Pacific Northwest fires have drawn attention to our fragility and susceptibility to alteration in something as basic as our air supply. Contaminants vary from event to event and our vulnerability varies from person to person. It’s safe to assume that toxicity, density, and length of exposure to the contaminant increases medical risk factors in direct relation to the health status of the person breathing the air.
Typically, a forest fire produces carbon dioxide, water vapor, carbon monoxide, particulate matter, hydrocarbons and other organic material, nitrogen oxides, trace minerals and thousands of other compounds depending on the uniqueness of the burning matter and surrounding conditions. The toxic effects of all dissipate with wind and weather but as we all witnessed lately the elements can still deliver sufficient toxic amounts to cause problems that are very real.
All of us probably experienced the obvious irritating effects of the elements in the air.
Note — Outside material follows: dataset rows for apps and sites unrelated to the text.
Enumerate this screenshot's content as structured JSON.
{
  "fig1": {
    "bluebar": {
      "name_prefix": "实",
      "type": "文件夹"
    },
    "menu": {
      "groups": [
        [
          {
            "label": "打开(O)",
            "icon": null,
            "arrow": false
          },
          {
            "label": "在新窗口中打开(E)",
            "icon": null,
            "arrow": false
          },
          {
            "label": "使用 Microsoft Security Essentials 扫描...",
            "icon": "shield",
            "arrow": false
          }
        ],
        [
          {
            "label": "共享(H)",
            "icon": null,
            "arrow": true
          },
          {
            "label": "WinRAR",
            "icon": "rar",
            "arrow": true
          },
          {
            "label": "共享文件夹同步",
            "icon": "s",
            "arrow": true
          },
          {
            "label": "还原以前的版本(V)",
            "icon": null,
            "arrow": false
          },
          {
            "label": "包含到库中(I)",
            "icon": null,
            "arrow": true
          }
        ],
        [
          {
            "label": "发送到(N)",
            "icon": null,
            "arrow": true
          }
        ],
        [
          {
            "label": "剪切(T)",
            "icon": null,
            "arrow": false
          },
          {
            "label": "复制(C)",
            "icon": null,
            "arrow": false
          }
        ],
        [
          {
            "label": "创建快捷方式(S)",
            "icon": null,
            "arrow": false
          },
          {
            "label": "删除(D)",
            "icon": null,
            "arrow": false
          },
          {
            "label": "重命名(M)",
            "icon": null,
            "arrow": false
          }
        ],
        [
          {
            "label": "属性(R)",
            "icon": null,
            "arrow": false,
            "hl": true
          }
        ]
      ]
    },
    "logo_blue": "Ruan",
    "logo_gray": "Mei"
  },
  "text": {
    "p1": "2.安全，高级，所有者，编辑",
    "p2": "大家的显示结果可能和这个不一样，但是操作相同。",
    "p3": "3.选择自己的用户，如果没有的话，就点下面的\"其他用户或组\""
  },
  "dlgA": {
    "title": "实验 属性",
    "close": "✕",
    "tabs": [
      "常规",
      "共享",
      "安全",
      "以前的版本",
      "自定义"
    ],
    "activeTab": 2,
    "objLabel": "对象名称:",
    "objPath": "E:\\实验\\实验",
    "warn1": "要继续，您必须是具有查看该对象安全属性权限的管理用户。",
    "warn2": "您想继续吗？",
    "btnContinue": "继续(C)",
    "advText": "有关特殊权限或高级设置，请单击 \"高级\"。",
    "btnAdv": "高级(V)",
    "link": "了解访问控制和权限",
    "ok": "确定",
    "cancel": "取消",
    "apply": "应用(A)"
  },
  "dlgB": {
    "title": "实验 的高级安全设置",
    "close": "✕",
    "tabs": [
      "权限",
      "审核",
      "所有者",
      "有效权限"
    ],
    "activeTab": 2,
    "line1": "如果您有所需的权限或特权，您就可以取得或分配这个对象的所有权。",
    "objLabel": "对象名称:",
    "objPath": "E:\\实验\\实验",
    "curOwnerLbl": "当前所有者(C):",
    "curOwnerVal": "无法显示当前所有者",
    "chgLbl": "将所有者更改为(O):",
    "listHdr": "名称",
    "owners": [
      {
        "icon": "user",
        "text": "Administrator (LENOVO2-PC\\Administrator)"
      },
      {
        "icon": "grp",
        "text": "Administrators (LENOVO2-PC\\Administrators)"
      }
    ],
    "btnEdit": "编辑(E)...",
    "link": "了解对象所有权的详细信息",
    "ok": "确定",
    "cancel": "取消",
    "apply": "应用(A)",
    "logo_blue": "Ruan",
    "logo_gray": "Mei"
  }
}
External eye irritation and redness and perhaps a runny nose reflect the local inflammatory response to these agents in ambient air. As in all medical matters, if there are pre-existing conditions affecting eyes or nasal passages, the smoke will make them worse and require medical attention, but the vast majority of people simply have to put up with it.
The effects can be more serious if the exposure is more intense or prolonged or involves an individual whose health is compromised by acute or chronic unrelated conditions. The most obvious example would be individuals with heart and lung disease. The ability to breath easily and effectively is most imperative in these individuals. If their “work of breathing” is increased, or their ability to oxygenate or ventilate is compromised by irritation of upper and lower airways, things can get out of hand quickly and require timely intervention by medically trained individuals. It’s safe to say that any patient with substantial heart or lung ailment is at risk, i.e. not just asthmatics or coronary artery disease patients.
So how do we address this problem?
- Anticipate. Check weather reports and Air Quality Indices when fires are ongoing.
- Prepare. Make contingency plans to avoid pollutants. Stay indoors as much as possible with air filters in place. Do not plan prolonged exercise outdoors until the Air Quality Index allows.
- Be practical. If you cannot avoid exposure, wear a mask. To be effective, the mask has to fit proper and it must be designed to filter out particulate matter and fumes and gasses. The P95 mask is appropriate.
- Be careful. If you have chronic lung or heart disease do not forget your meds or oxygen if prescribed.
- Be smart. If you experience increased cough, shortness of breath, chest pain or sputum production call your Healthcare Provider and avoid more serious problems that can be avoided.